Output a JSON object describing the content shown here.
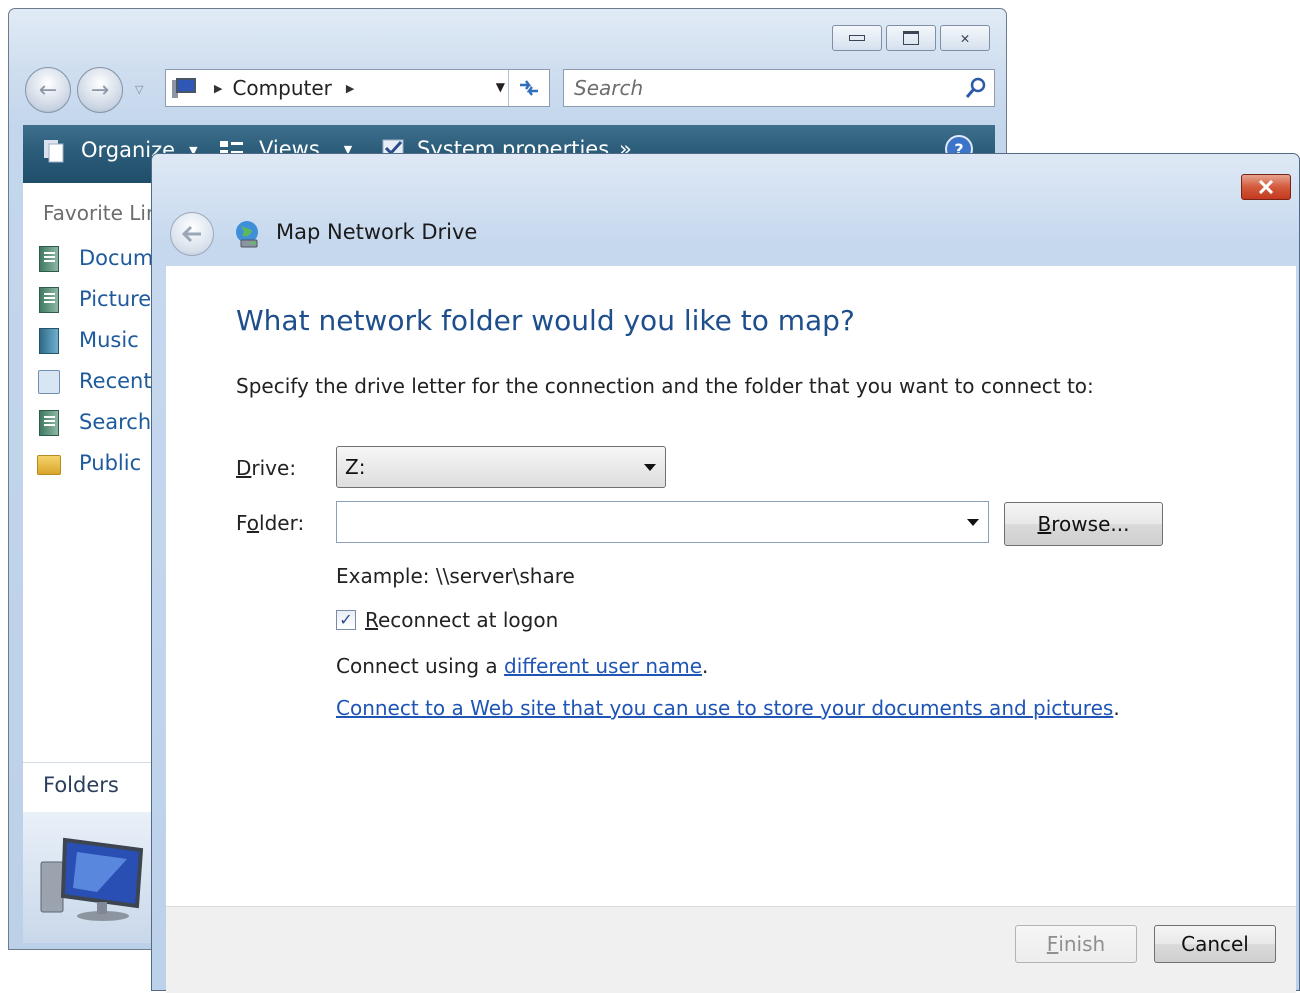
{
  "explorer": {
    "address": {
      "location": "Computer"
    },
    "search": {
      "placeholder": "Search"
    },
    "toolbar": {
      "organize": "Organize",
      "views": "Views",
      "system_properties": "System properties",
      "more": "»"
    },
    "favorites": {
      "title": "Favorite Links",
      "items": [
        {
          "label": "Documents",
          "icon": "documents-icon"
        },
        {
          "label": "Pictures",
          "icon": "pictures-icon"
        },
        {
          "label": "Music",
          "icon": "music-icon"
        },
        {
          "label": "Recently Changed",
          "icon": "recent-icon"
        },
        {
          "label": "Searches",
          "icon": "searches-icon"
        },
        {
          "label": "Public",
          "icon": "public-folder-icon"
        }
      ]
    },
    "folders_label": "Folders"
  },
  "dialog": {
    "title": "Map Network Drive",
    "main_instruction": "What network folder would you like to map?",
    "instruction": "Specify the drive letter for the connection and the folder that you want to connect to:",
    "drive": {
      "label_accel": "D",
      "label_rest": "rive:",
      "value": "Z:"
    },
    "folder": {
      "label_pre": "F",
      "label_accel": "o",
      "label_post": "lder:",
      "value": ""
    },
    "browse": {
      "accel": "B",
      "rest": "rowse..."
    },
    "example": "Example: \\\\server\\share",
    "reconnect": {
      "checked": true,
      "accel": "R",
      "rest": "econnect at logon"
    },
    "connect_prefix": "Connect using a ",
    "connect_link": "different user name",
    "connect_suffix": ".",
    "web_link": "Connect to a Web site that you can use to store your documents and pictures",
    "web_suffix": ".",
    "finish": {
      "accel": "F",
      "rest": "inish"
    },
    "cancel": "Cancel"
  },
  "colors": {
    "link": "#1f55b5",
    "main_instruction": "#1e4f8c",
    "toolbar": "#2b5c79",
    "close_button": "#d45a3d"
  }
}
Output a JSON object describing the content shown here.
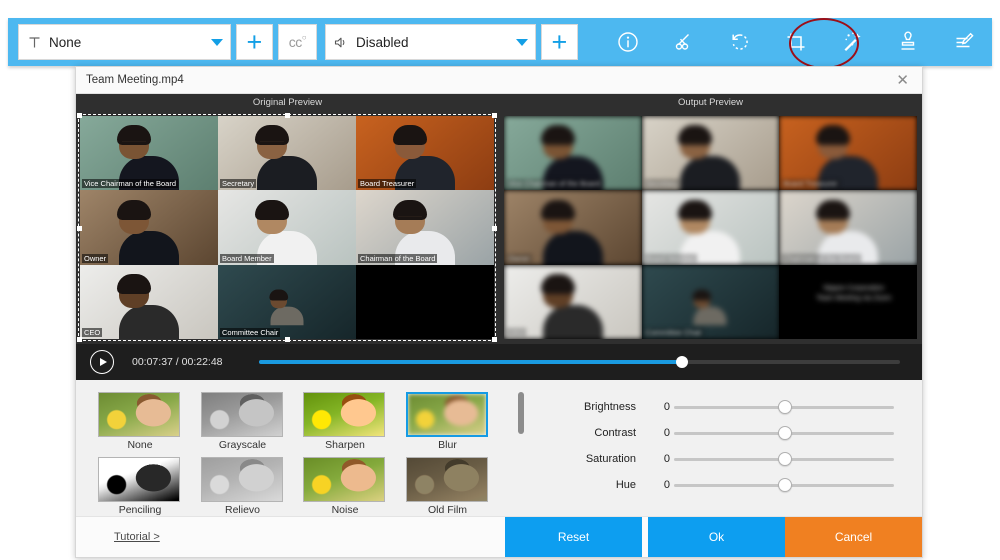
{
  "toolbar": {
    "subtitle": {
      "icon": "text-icon",
      "value": "None"
    },
    "subtitle_add_label": "+",
    "cc_label": "cc",
    "audio": {
      "icon": "speaker-icon",
      "value": "Disabled"
    },
    "audio_add_label": "+",
    "icons": [
      {
        "name": "info-icon"
      },
      {
        "name": "scissors-icon"
      },
      {
        "name": "rotate-icon"
      },
      {
        "name": "crop-icon"
      },
      {
        "name": "magic-wand-icon"
      },
      {
        "name": "watermark-stamp-icon"
      },
      {
        "name": "edit-subtitle-icon"
      }
    ],
    "accent_color": "#4db8f0",
    "annotation_color": "#9c0f18"
  },
  "dialog": {
    "title": "Team Meeting.mp4",
    "close_label": "✕",
    "preview_labels": {
      "original": "Original Preview",
      "output": "Output Preview"
    }
  },
  "video": {
    "participants": [
      "Vice Chairman of the Board",
      "Secretary",
      "Board Treasurer",
      "Owner",
      "Board Member",
      "Chairman of the Board",
      "CEO",
      "Committee Chair"
    ],
    "watermark": [
      "Nippon Corporation",
      "Team Meeting via Zoom"
    ]
  },
  "player": {
    "current_time": "00:07:37",
    "separator": "/",
    "total_time": "00:22:48",
    "progress_percent": 66,
    "play_icon": "play-icon"
  },
  "effects": {
    "selected": "Blur",
    "items": [
      {
        "label": "None",
        "style": "none"
      },
      {
        "label": "Grayscale",
        "style": "gray"
      },
      {
        "label": "Sharpen",
        "style": "sharp"
      },
      {
        "label": "Blur",
        "style": "blur"
      },
      {
        "label": "Penciling",
        "style": "pencil"
      },
      {
        "label": "Relievo",
        "style": "relievo"
      },
      {
        "label": "Noise",
        "style": "noise"
      },
      {
        "label": "Old Film",
        "style": "oldfilm"
      }
    ],
    "selected_border_color": "#159be4"
  },
  "adjustments": [
    {
      "name": "Brightness",
      "value": "0",
      "position_percent": 50
    },
    {
      "name": "Contrast",
      "value": "0",
      "position_percent": 50
    },
    {
      "name": "Saturation",
      "value": "0",
      "position_percent": 50
    },
    {
      "name": "Hue",
      "value": "0",
      "position_percent": 50
    }
  ],
  "footer": {
    "tutorial": "Tutorial >",
    "reset": "Reset",
    "ok": "Ok",
    "cancel": "Cancel",
    "ok_color": "#0d9ef0",
    "cancel_color": "#f08021"
  }
}
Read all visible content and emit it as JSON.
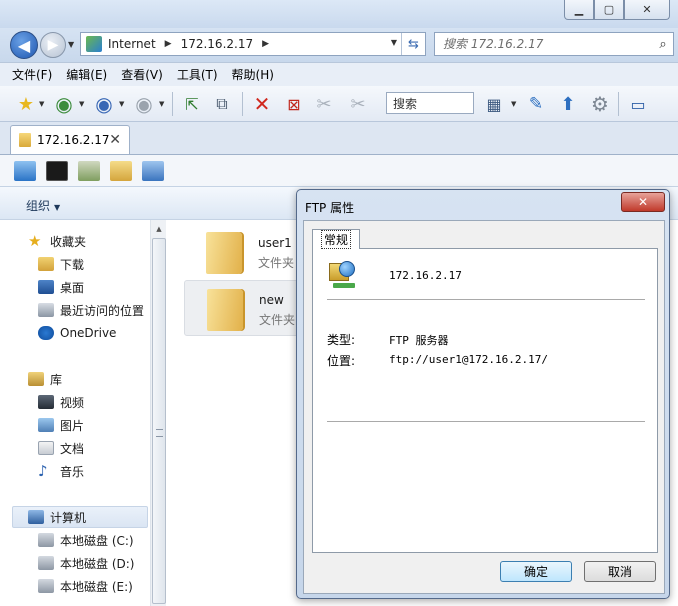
{
  "address": {
    "segments": [
      "Internet",
      "172.16.2.17"
    ],
    "search_placeholder": "搜索 172.16.2.17"
  },
  "menu": [
    "文件(F)",
    "编辑(E)",
    "查看(V)",
    "工具(T)",
    "帮助(H)"
  ],
  "toolbar": {
    "search_value": "搜索"
  },
  "tab": {
    "label": "172.16.2.17",
    "close_glyph": "✕"
  },
  "cmdbar": {
    "organize_label": "组织"
  },
  "nav": {
    "favorites": "收藏夹",
    "downloads": "下载",
    "desktop": "桌面",
    "recent": "最近访问的位置",
    "onedrive": "OneDrive",
    "library": "库",
    "videos": "视频",
    "pictures": "图片",
    "documents": "文档",
    "music": "音乐",
    "computer": "计算机",
    "drive_c": "本地磁盘 (C:)",
    "drive_d": "本地磁盘 (D:)",
    "drive_e": "本地磁盘 (E:)"
  },
  "folders": [
    {
      "name": "user1",
      "type": "文件夹"
    },
    {
      "name": "new",
      "type": "文件夹"
    }
  ],
  "dialog": {
    "title": "FTP 属性",
    "tab": "常规",
    "host": "172.16.2.17",
    "type_label": "类型:",
    "type_value": "FTP 服务器",
    "location_label": "位置:",
    "location_value": "ftp://user1@172.16.2.17/",
    "ok_label": "确定",
    "cancel_label": "取消"
  },
  "icons": {
    "back": "back-arrow-icon",
    "forward": "forward-arrow-icon",
    "refresh": "refresh-icon",
    "search": "search-icon"
  }
}
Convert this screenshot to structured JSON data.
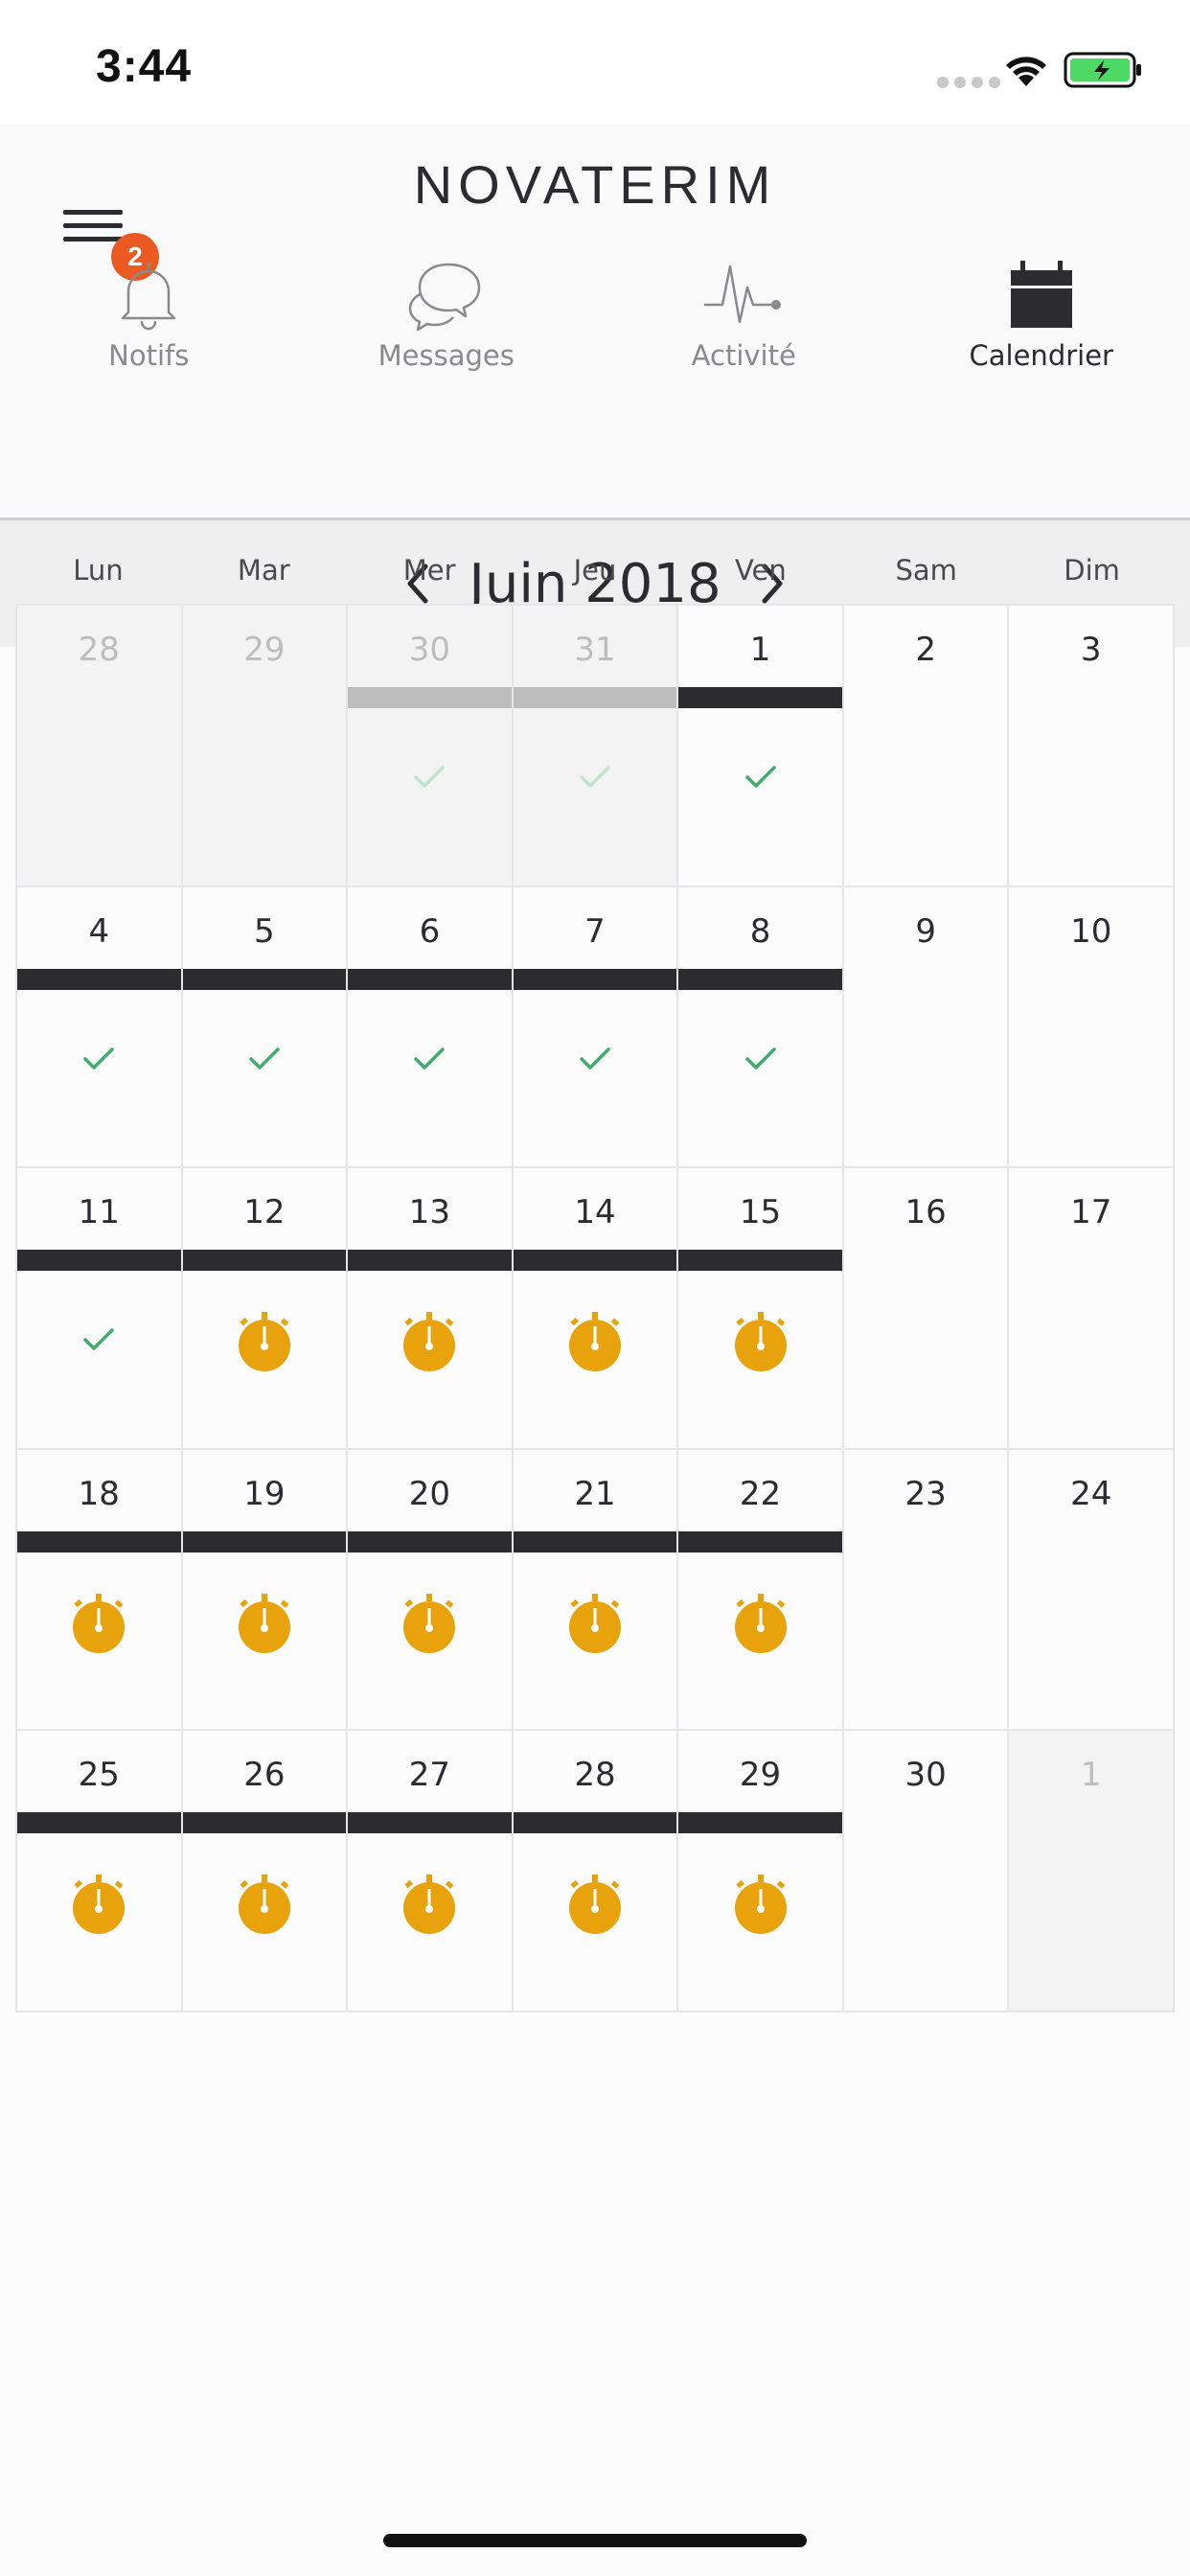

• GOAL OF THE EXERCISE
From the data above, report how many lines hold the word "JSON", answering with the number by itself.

• WRITTEN RESPONSE
4